:: About this exercise ::
Copy out, from the entries below, each line holding the string "Contents".

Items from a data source
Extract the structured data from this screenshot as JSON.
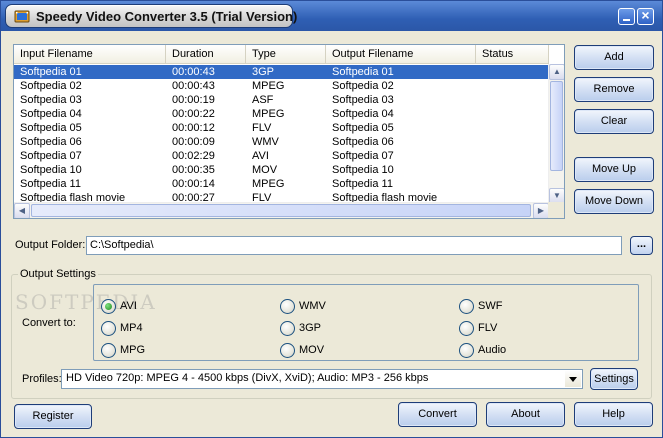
{
  "window": {
    "title": "Speedy Video Converter 3.5 (Trial Version)"
  },
  "file_list": {
    "columns": [
      "Input Filename",
      "Duration",
      "Type",
      "Output Filename",
      "Status"
    ],
    "rows": [
      {
        "input": "Softpedia 01",
        "duration": "00:00:43",
        "type": "3GP",
        "output": "Softpedia 01",
        "status": "",
        "selected": true
      },
      {
        "input": "Softpedia 02",
        "duration": "00:00:43",
        "type": "MPEG",
        "output": "Softpedia 02",
        "status": ""
      },
      {
        "input": "Softpedia 03",
        "duration": "00:00:19",
        "type": "ASF",
        "output": "Softpedia 03",
        "status": ""
      },
      {
        "input": "Softpedia 04",
        "duration": "00:00:22",
        "type": "MPEG",
        "output": "Softpedia 04",
        "status": ""
      },
      {
        "input": "Softpedia 05",
        "duration": "00:00:12",
        "type": "FLV",
        "output": "Softpedia 05",
        "status": ""
      },
      {
        "input": "Softpedia 06",
        "duration": "00:00:09",
        "type": "WMV",
        "output": "Softpedia 06",
        "status": ""
      },
      {
        "input": "Softpedia 07",
        "duration": "00:02:29",
        "type": "AVI",
        "output": "Softpedia 07",
        "status": ""
      },
      {
        "input": "Softpedia 10",
        "duration": "00:00:35",
        "type": "MOV",
        "output": "Softpedia 10",
        "status": ""
      },
      {
        "input": "Softpedia 11",
        "duration": "00:00:14",
        "type": "MPEG",
        "output": "Softpedia 11",
        "status": ""
      },
      {
        "input": "Softpedia flash movie",
        "duration": "00:00:27",
        "type": "FLV",
        "output": "Softpedia flash movie",
        "status": ""
      }
    ]
  },
  "side_buttons": {
    "add": "Add",
    "remove": "Remove",
    "clear": "Clear",
    "move_up": "Move Up",
    "move_down": "Move Down"
  },
  "output_folder": {
    "label": "Output Folder:",
    "value": "C:\\Softpedia\\",
    "browse_label": "..."
  },
  "output_settings": {
    "group_label": "Output Settings",
    "convert_to_label": "Convert to:",
    "watermark": "SOFTPEDIA",
    "formats": [
      "AVI",
      "MP4",
      "MPG",
      "WMV",
      "3GP",
      "MOV",
      "SWF",
      "FLV",
      "Audio"
    ],
    "selected_format": "AVI",
    "profiles_label": "Profiles:",
    "profile_value": "HD Video 720p: MPEG 4 - 4500 kbps (DivX, XviD); Audio: MP3 - 256 kbps",
    "settings_label": "Settings"
  },
  "bottom_buttons": {
    "register": "Register",
    "convert": "Convert",
    "about": "About",
    "help": "Help"
  },
  "colors": {
    "titlebar": "#2f5fb4",
    "selection": "#316ac5",
    "window_bg": "#ece9d8"
  }
}
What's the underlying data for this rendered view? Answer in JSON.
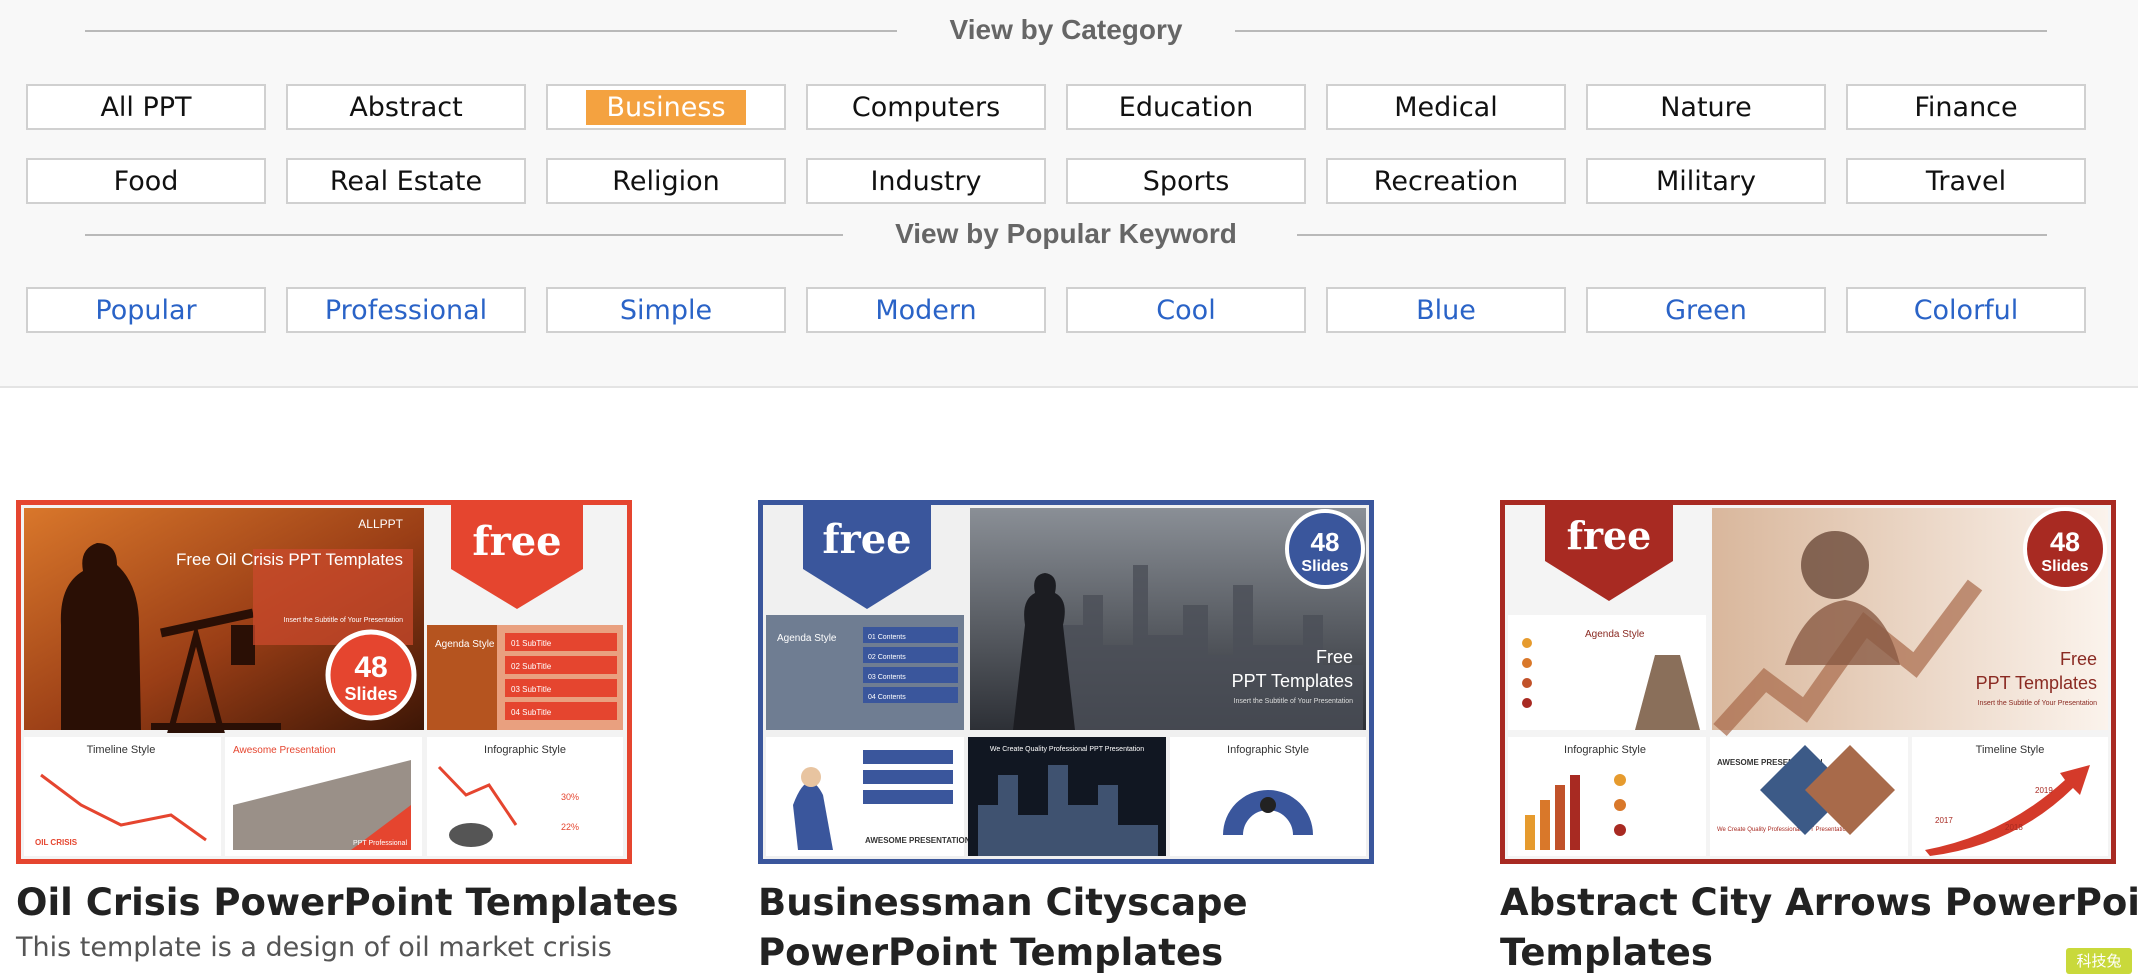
{
  "category_section": {
    "heading": "View by Category",
    "row1": [
      "All PPT",
      "Abstract",
      "Business",
      "Computers",
      "Education",
      "Medical",
      "Nature",
      "Finance"
    ],
    "row2": [
      "Food",
      "Real Estate",
      "Religion",
      "Industry",
      "Sports",
      "Recreation",
      "Military",
      "Travel"
    ],
    "active": "Business"
  },
  "keyword_section": {
    "heading": "View by Popular Keyword",
    "keywords": [
      "Popular",
      "Professional",
      "Simple",
      "Modern",
      "Cool",
      "Blue",
      "Green",
      "Colorful"
    ]
  },
  "colors": {
    "accent": "#f4a240",
    "keyword_link": "#2a63c7",
    "red_border": "#e5452f",
    "blue_border": "#3a569c",
    "darkred_border": "#a82a22"
  },
  "templates": [
    {
      "title": "Oil Crisis PowerPoint Templates",
      "description": "This template is a design of oil market crisis",
      "ribbon": "free",
      "slides_count": "48",
      "slides_label": "Slides",
      "thumb_texts": {
        "logo": "ALLPPT",
        "main": "Free Oil Crisis PPT Templates",
        "subtitle": "Insert the Subtitle of Your Presentation",
        "agenda": "Agenda Style",
        "agenda_items": [
          "01 SubTitle",
          "02 SubTitle",
          "03 SubTitle",
          "04 SubTitle"
        ],
        "timeline": "Timeline Style",
        "awesome": "Awesome Presentation",
        "infographic": "Infographic Style",
        "pct1": "30%",
        "pct2": "22%",
        "oil": "OIL CRISIS",
        "ppt_pro": "PPT Professional"
      }
    },
    {
      "title": "Businessman Cityscape PowerPoint Templates",
      "ribbon": "free",
      "slides_count": "48",
      "slides_label": "Slides",
      "thumb_texts": {
        "main1": "Free",
        "main2": "PPT Templates",
        "subtitle": "Insert the Subtitle of Your Presentation",
        "agenda": "Agenda Style",
        "agenda_items": [
          "01 Contents",
          "02 Contents",
          "03 Contents",
          "04 Contents"
        ],
        "awesome": "AWESOME PRESENTATION",
        "quality": "We Create Quality Professional PPT Presentation",
        "infographic": "Infographic Style"
      }
    },
    {
      "title": "Abstract City Arrows PowerPoint Templates",
      "ribbon": "free",
      "slides_count": "48",
      "slides_label": "Slides",
      "thumb_texts": {
        "main1": "Free",
        "main2": "PPT Templates",
        "subtitle": "Insert the Subtitle of Your Presentation",
        "agenda": "Agenda Style",
        "infographic": "Infographic Style",
        "awesome": "AWESOME PRESENTATION",
        "quality": "We Create Quality Professional PPT Presentation",
        "timeline": "Timeline Style",
        "years": [
          "2017",
          "2018",
          "2019"
        ]
      }
    }
  ],
  "watermark": "科技兔"
}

:: Response area ::
          "01 Contents",
          "02 Contents",
          "03 Contents",
          "04 Contents"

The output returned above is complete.